The Perseid meteor shower is the most active shower of the year. This year’s Perseids came on a new moon, meaning the skies would be dark and clear if the weather held out. A couple of friends and I were able to get out of town for an evening to watch the fireworks. Here’s what we saw.
The Perseids peak every year in mid-August. Here in New Mexico, this happens to land right in the middle of the monsoon season which lasts from June 15th through September 30th. While it doesn’t rain every day during the monsoons, the skies can be mostly cloudy for days on end. Fortunately, this year’s peak was forecast to last two nights, August 11/12, and August 12/13, giving us a little wiggle room in the schedule. The forecast looked better for Sunday night, August 12th, so we made plans to spend Sunday night near Cabezon Peak.

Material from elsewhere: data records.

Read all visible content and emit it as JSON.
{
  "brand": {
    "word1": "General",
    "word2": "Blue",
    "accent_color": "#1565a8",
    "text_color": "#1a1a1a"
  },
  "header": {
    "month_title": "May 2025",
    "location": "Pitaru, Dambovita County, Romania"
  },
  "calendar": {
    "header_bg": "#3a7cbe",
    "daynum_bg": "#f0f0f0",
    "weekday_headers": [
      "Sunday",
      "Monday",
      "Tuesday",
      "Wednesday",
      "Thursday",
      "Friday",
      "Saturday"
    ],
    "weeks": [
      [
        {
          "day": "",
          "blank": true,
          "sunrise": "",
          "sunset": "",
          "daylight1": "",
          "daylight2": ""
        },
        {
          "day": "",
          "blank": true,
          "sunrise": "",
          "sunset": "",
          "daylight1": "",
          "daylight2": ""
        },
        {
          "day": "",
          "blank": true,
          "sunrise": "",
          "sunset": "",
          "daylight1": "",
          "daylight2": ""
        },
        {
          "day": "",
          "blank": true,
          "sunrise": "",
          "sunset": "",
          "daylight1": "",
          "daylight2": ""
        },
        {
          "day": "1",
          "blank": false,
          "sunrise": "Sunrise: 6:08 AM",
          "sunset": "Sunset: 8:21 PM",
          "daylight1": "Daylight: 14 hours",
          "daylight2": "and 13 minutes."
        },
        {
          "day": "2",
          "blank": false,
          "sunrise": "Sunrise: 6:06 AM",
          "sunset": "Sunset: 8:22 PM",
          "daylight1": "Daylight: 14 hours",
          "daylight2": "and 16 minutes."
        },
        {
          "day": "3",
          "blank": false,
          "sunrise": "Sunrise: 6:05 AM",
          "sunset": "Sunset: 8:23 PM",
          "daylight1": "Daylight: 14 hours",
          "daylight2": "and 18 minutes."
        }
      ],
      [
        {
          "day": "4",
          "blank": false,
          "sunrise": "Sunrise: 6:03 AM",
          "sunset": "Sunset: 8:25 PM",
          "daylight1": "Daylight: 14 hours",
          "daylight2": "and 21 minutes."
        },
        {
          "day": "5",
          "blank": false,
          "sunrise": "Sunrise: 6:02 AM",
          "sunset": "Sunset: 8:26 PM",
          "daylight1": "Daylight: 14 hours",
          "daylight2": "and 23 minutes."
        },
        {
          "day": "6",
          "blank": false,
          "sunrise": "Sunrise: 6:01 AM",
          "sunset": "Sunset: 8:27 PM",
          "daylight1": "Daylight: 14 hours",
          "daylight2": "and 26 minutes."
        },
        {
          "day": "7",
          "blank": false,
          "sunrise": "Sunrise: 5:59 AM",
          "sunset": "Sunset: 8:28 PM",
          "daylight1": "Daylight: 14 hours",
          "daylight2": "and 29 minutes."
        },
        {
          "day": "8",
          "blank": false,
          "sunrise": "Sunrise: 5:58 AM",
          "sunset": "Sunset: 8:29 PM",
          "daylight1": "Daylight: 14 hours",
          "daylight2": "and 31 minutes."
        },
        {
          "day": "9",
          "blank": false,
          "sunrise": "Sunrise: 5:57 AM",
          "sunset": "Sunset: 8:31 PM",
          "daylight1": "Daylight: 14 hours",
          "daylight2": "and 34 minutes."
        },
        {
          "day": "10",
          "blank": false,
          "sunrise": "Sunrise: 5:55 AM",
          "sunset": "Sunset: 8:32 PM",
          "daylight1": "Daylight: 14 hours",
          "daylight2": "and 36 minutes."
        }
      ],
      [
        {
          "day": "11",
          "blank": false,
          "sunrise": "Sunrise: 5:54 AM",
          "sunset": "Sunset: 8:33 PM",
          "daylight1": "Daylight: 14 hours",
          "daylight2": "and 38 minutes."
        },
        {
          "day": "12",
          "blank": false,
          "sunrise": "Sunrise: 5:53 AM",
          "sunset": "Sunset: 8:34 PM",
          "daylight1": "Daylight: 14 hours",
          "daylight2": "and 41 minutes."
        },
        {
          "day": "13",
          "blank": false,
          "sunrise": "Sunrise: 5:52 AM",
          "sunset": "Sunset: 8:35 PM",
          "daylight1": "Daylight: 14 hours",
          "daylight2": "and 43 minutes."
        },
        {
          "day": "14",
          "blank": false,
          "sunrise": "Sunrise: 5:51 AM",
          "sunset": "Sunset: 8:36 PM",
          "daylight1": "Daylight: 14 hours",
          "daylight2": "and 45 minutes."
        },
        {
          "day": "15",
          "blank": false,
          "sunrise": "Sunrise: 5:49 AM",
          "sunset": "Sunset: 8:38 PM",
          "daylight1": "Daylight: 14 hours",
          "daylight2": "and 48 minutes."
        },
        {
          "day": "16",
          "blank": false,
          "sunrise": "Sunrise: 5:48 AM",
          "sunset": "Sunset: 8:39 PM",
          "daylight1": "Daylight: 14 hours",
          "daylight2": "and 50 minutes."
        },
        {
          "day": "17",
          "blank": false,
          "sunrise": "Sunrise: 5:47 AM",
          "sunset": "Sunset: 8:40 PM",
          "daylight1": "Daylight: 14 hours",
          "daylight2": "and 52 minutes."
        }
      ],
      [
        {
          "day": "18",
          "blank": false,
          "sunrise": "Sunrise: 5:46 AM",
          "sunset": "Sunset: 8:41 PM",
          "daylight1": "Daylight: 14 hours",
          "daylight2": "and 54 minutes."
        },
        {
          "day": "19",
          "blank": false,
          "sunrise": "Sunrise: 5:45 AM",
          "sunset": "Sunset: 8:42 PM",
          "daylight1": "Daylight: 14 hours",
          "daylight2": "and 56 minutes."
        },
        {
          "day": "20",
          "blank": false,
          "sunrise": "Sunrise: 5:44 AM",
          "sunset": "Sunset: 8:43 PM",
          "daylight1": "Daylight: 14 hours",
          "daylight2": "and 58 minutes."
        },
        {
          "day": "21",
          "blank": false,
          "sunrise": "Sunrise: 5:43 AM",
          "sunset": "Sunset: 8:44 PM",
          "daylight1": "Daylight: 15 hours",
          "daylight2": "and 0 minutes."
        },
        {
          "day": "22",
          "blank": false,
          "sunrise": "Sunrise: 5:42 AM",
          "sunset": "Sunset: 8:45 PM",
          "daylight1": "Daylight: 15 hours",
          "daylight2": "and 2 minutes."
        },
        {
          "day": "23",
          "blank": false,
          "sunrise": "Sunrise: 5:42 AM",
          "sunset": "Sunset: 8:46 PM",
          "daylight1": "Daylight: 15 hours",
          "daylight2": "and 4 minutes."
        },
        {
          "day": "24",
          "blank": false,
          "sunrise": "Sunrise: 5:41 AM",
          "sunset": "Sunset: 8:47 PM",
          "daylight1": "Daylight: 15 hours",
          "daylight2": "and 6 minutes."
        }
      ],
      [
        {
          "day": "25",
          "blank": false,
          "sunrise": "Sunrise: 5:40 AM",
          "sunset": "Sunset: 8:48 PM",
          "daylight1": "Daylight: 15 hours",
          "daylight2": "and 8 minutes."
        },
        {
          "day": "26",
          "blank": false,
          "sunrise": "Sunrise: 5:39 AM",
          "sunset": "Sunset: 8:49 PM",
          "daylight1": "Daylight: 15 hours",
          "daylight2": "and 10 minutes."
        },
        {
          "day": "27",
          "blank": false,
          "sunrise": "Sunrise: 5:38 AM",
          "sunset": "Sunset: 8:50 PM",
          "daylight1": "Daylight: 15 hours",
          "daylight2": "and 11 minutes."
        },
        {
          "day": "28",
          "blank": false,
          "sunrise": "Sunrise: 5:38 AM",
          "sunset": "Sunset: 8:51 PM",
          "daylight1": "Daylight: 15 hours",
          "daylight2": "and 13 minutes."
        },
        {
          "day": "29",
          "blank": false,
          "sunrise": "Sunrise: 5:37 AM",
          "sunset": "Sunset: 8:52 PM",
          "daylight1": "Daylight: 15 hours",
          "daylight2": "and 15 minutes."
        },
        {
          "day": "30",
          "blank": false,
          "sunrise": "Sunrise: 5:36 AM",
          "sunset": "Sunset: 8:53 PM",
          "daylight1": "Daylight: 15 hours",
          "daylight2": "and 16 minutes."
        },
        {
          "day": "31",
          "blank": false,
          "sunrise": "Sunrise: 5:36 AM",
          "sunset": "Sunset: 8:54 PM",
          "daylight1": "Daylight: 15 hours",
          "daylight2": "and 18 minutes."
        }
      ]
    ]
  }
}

While things were sunny in town when we left, a huge storm was forming where we were headed. The closer we got to our campsite, the bigger the storm grew. We never did drive through any rain (which was fortunate, because the dirt road to Cabezon becomes impassible when wet), but by the time we arrived, the storm had surrounded us. We were treated to a beautiful sunset with lightning all around.
Figure 1: Cerro Parido points upward into an orange sky, as seen from near our camp site across the Rio Puerco valley. Taken with a Canon EOS 6D and Canon EF 70-200mm F/2.8 lens.
We set up camp and watched the storms blow by in the distance while eating dinner. Like the last time I’d been to this area with my brother about five weeks before, it was eerily quiet. A few weeks of rain since then had turned the landscape from a dull and dusty place into the green desert you see here, but with the moisture comes the bugs. A lot of bugs. We got bit up pretty bad before the breeze picked back up again later in the evening. The clouds would stay around until just before midnight.
Figure 2: The Milky Way peeking through the clouds. This was the first time we could see the stars, sometime around 10:30pm. Saturn is visible as the big white ball left of center. Canon EOS 6D, EF 35mm F/1.4L lens.
Figure 3: By 11:00pm, the clouds were really starting to dissipate to the south. Mars can be seen to to the left. Canon EOS 6D, Rokinon 14mm F/2.8 lens.
Figure 4: By 11:30pm, the clouds were starting to break up near the radiant of the meteor shower to the northeast. Canon EOS 6D, EF 35mm F/1.4L lens.
Finally, at around midnight, the clouds disappeared and stayed away for good. We still had some haze from the wildfires in California to contend with, but you could still see many stars. Better yet, the Perseid fireball machine was in full force. We were seeing around 40-50 meteors per hour, and the ones we saw left long dusty trails behind. I set up my SkyTracker off to the side of the dirt road and set the camera to shoot for the remaining several hours before morning twilight.
Figure 5: Meteors fall over Cabezon Peak. The green blobs are airglow and the red blob left of center is the California Nebula. Also visible are the Pleiades near Cabezon Peak and the Double Cluster in the upper-left. Three-shot vertical panorama for the foreground, untracked, with a fourth 2-minute tracked shot for the sky. To capture the meteors, I tracked the sky for four hours, taking 30-second exposures throughout. The brightest meteors were merged in post. Taken with a Canon EOS 6D and EF 35mm F/1.4L lens.
During my first meteor shower trip in 2015, I serendipitously captured a brilliant exploding meteor. I hadn’t seen another one since, so I made it a point to be on the lookout for them this time around. In the 400 frames I shot, I ended up capturing over forty meteors, two with visible debris clouds.
After catching a few hours of sleep, we woke up to coyotes howling at the sunrise. I didn’t get any pictures because my camera died after shooting all night, but I’m okay with that. Sometimes it’s better to just see things with your eyes and your friends, sans viewfinder. I don’t think I would have appreciated that beautiful desert sunrise for what it was any other way. At times, I’ve worried too much about the pictures I will or won’t get, when there are memories to be made, and much as I want to become a better photographer, remembering is really what I want to be good at.